▶ _How to complete this task_:
Exactly as written, return every line of the data below apart from the pictures.

▶ _Input data_:
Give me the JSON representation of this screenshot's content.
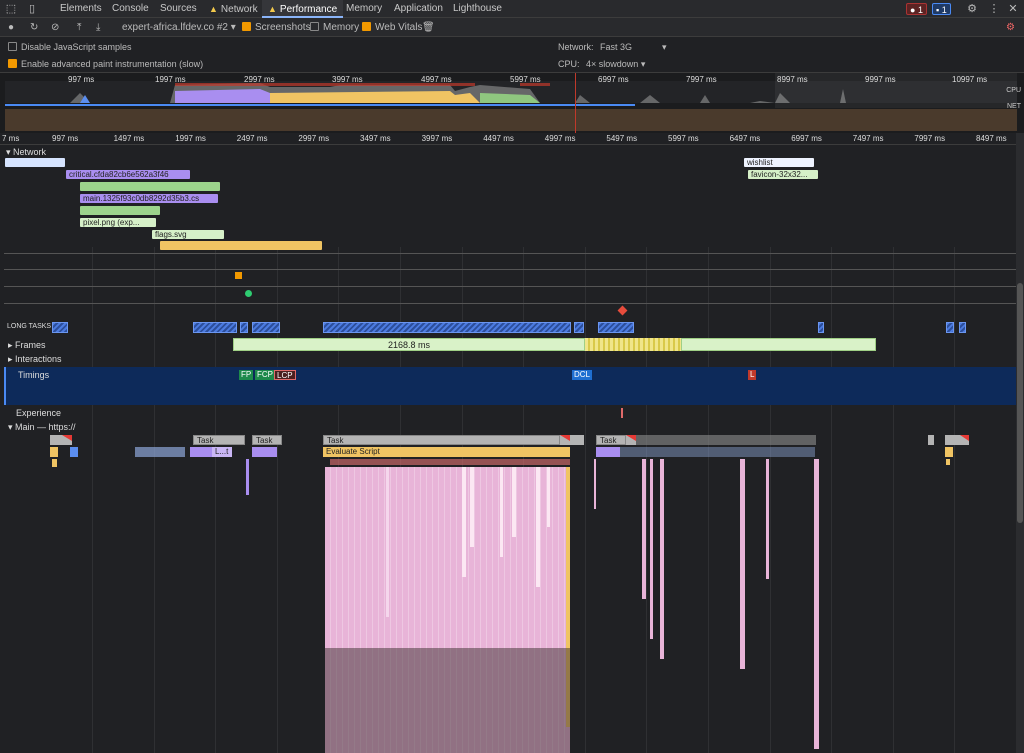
{
  "tabs": [
    {
      "label": "Elements",
      "active": false,
      "warn": false
    },
    {
      "label": "Console",
      "active": false,
      "warn": false
    },
    {
      "label": "Sources",
      "active": false,
      "warn": false
    },
    {
      "label": "Network",
      "active": false,
      "warn": true
    },
    {
      "label": "Performance",
      "active": true,
      "warn": true
    },
    {
      "label": "Memory",
      "active": false,
      "warn": false
    },
    {
      "label": "Application",
      "active": false,
      "warn": false
    },
    {
      "label": "Lighthouse",
      "active": false,
      "warn": false
    }
  ],
  "badges": {
    "errors": "1",
    "messages": "1"
  },
  "toolbar": {
    "profile": "expert-africa.lfdev.co #2",
    "screenshots": "Screenshots",
    "memory": "Memory",
    "web_vitals": "Web Vitals"
  },
  "settings": {
    "disable_js": "Disable JavaScript samples",
    "paint": "Enable advanced paint instrumentation (slow)",
    "network_label": "Network:",
    "network_value": "Fast 3G",
    "cpu_label": "CPU:",
    "cpu_value": "4× slowdown"
  },
  "overview_ticks": [
    "997 ms",
    "1997 ms",
    "2997 ms",
    "3997 ms",
    "4997 ms",
    "5997 ms",
    "6997 ms",
    "7997 ms",
    "8997 ms",
    "9997 ms",
    "10997 ms"
  ],
  "overview_labels": {
    "cpu": "CPU",
    "net": "NET"
  },
  "ruler_ticks": [
    "7 ms",
    "997 ms",
    "1497 ms",
    "1997 ms",
    "2497 ms",
    "2997 ms",
    "3497 ms",
    "3997 ms",
    "4497 ms",
    "4997 ms",
    "5497 ms",
    "5997 ms",
    "6497 ms",
    "6997 ms",
    "7497 ms",
    "7997 ms",
    "8497 ms"
  ],
  "tracks": {
    "network": "Network",
    "long_tasks": "LONG TASKS",
    "frames": "Frames",
    "frame_duration": "2168.8 ms",
    "interactions": "Interactions",
    "timings": "Timings",
    "experience": "Experience",
    "main": "Main — https://"
  },
  "network_requests": [
    {
      "label": "critical.cfda82cb6e562a3f46",
      "color": "#a98ef0"
    },
    {
      "label": "main.1325f93c0db8292d35b3.cs",
      "color": "#a98ef0"
    },
    {
      "label": "pixel.png (exp...",
      "color": "#9cd48c"
    },
    {
      "label": "flags.svg",
      "color": "#9cd48c"
    },
    {
      "label": "wishlist",
      "color": "#d6e4ff"
    },
    {
      "label": "favicon-32x32...",
      "color": "#9cd48c"
    }
  ],
  "timings": [
    {
      "label": "FP",
      "color": "#1e8a4b"
    },
    {
      "label": "FCP",
      "color": "#1e8a4b"
    },
    {
      "label": "LCP",
      "color": "#4a1f1f"
    },
    {
      "label": "DCL",
      "color": "#1f6fd1"
    },
    {
      "label": "L",
      "color": "#c0392b"
    }
  ],
  "main_events": {
    "task": "Task",
    "evaluate": "Evaluate Script",
    "short": "L...t"
  }
}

▶ _Expected output_:
Give me the JSON representation of this screenshot's content.
{
  "tabs": [
    {
      "label": "Elements",
      "active": false,
      "warn": false
    },
    {
      "label": "Console",
      "active": false,
      "warn": false
    },
    {
      "label": "Sources",
      "active": false,
      "warn": false
    },
    {
      "label": "Network",
      "active": false,
      "warn": true
    },
    {
      "label": "Performance",
      "active": true,
      "warn": true
    },
    {
      "label": "Memory",
      "active": false,
      "warn": false
    },
    {
      "label": "Application",
      "active": false,
      "warn": false
    },
    {
      "label": "Lighthouse",
      "active": false,
      "warn": false
    }
  ],
  "badges": {
    "errors": "1",
    "messages": "1"
  },
  "toolbar": {
    "profile": "expert-africa.lfdev.co #2",
    "screenshots": "Screenshots",
    "memory": "Memory",
    "web_vitals": "Web Vitals"
  },
  "settings": {
    "disable_js": "Disable JavaScript samples",
    "paint": "Enable advanced paint instrumentation (slow)",
    "network_label": "Network:",
    "network_value": "Fast 3G",
    "cpu_label": "CPU:",
    "cpu_value": "4× slowdown"
  },
  "overview_ticks": [
    "997 ms",
    "1997 ms",
    "2997 ms",
    "3997 ms",
    "4997 ms",
    "5997 ms",
    "6997 ms",
    "7997 ms",
    "8997 ms",
    "9997 ms",
    "10997 ms"
  ],
  "overview_labels": {
    "cpu": "CPU",
    "net": "NET"
  },
  "ruler_ticks": [
    "7 ms",
    "997 ms",
    "1497 ms",
    "1997 ms",
    "2497 ms",
    "2997 ms",
    "3497 ms",
    "3997 ms",
    "4497 ms",
    "4997 ms",
    "5497 ms",
    "5997 ms",
    "6497 ms",
    "6997 ms",
    "7497 ms",
    "7997 ms",
    "8497 ms"
  ],
  "tracks": {
    "network": "Network",
    "long_tasks": "LONG TASKS",
    "frames": "Frames",
    "frame_duration": "2168.8 ms",
    "interactions": "Interactions",
    "timings": "Timings",
    "experience": "Experience",
    "main": "Main — https://"
  },
  "network_requests": [
    {
      "label": "critical.cfda82cb6e562a3f46",
      "color": "#a98ef0"
    },
    {
      "label": "main.1325f93c0db8292d35b3.cs",
      "color": "#a98ef0"
    },
    {
      "label": "pixel.png (exp...",
      "color": "#9cd48c"
    },
    {
      "label": "flags.svg",
      "color": "#9cd48c"
    },
    {
      "label": "wishlist",
      "color": "#d6e4ff"
    },
    {
      "label": "favicon-32x32...",
      "color": "#9cd48c"
    }
  ],
  "timings": [
    {
      "label": "FP",
      "color": "#1e8a4b"
    },
    {
      "label": "FCP",
      "color": "#1e8a4b"
    },
    {
      "label": "LCP",
      "color": "#4a1f1f"
    },
    {
      "label": "DCL",
      "color": "#1f6fd1"
    },
    {
      "label": "L",
      "color": "#c0392b"
    }
  ],
  "main_events": {
    "task": "Task",
    "evaluate": "Evaluate Script",
    "short": "L...t"
  }
}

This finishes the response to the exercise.